Required action: Check every line of the entries for "this", and copy the lines that hold it.

(Data records)
Segment Open
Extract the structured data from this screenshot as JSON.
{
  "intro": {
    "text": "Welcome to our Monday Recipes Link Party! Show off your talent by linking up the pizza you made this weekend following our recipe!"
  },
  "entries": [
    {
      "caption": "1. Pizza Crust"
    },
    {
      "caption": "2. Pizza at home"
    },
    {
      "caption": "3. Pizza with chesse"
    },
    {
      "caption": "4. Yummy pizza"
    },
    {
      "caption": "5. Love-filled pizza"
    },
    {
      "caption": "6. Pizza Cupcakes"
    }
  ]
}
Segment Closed
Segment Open
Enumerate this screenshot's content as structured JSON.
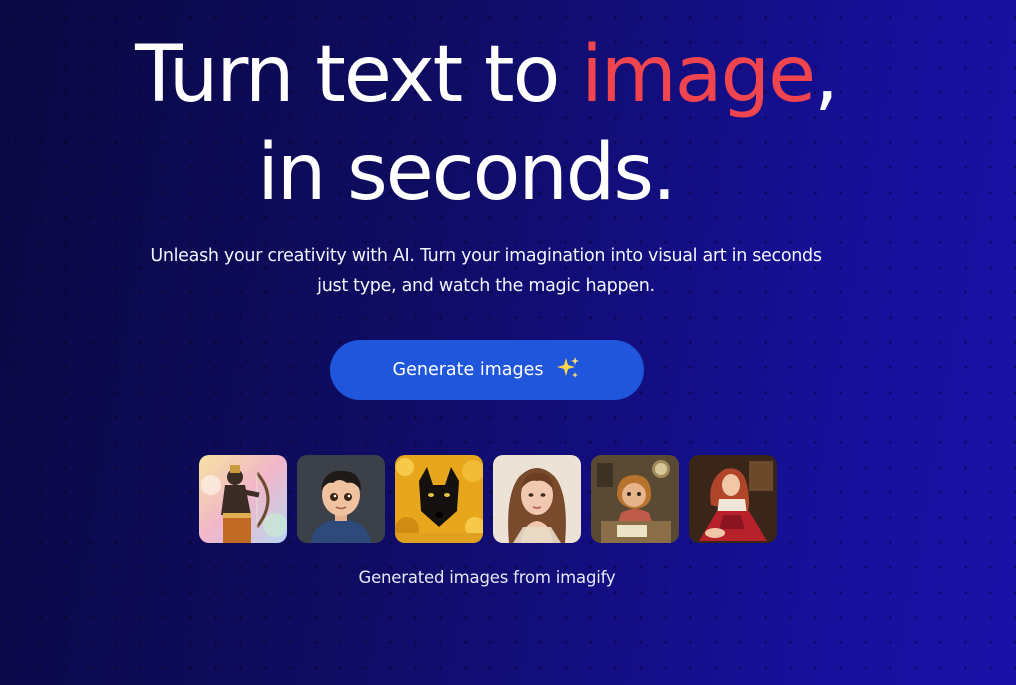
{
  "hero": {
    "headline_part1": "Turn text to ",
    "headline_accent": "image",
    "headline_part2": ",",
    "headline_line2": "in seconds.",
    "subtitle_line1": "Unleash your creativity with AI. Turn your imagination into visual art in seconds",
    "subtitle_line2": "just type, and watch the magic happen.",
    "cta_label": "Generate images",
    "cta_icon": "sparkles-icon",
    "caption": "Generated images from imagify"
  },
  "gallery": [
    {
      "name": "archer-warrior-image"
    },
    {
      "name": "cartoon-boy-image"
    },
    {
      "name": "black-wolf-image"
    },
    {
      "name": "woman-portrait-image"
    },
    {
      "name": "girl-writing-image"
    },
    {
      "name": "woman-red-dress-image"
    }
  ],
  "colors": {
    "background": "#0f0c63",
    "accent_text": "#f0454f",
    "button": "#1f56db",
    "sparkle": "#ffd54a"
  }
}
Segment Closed
Output below:
Extract the structured data from this screenshot as JSON.
    "text": "Welcome to our Monday Recipes Link Party! Show off your talent by linking up the pizza you made this weekend following our recipe!"
Enumerate this screenshot's content as structured JSON.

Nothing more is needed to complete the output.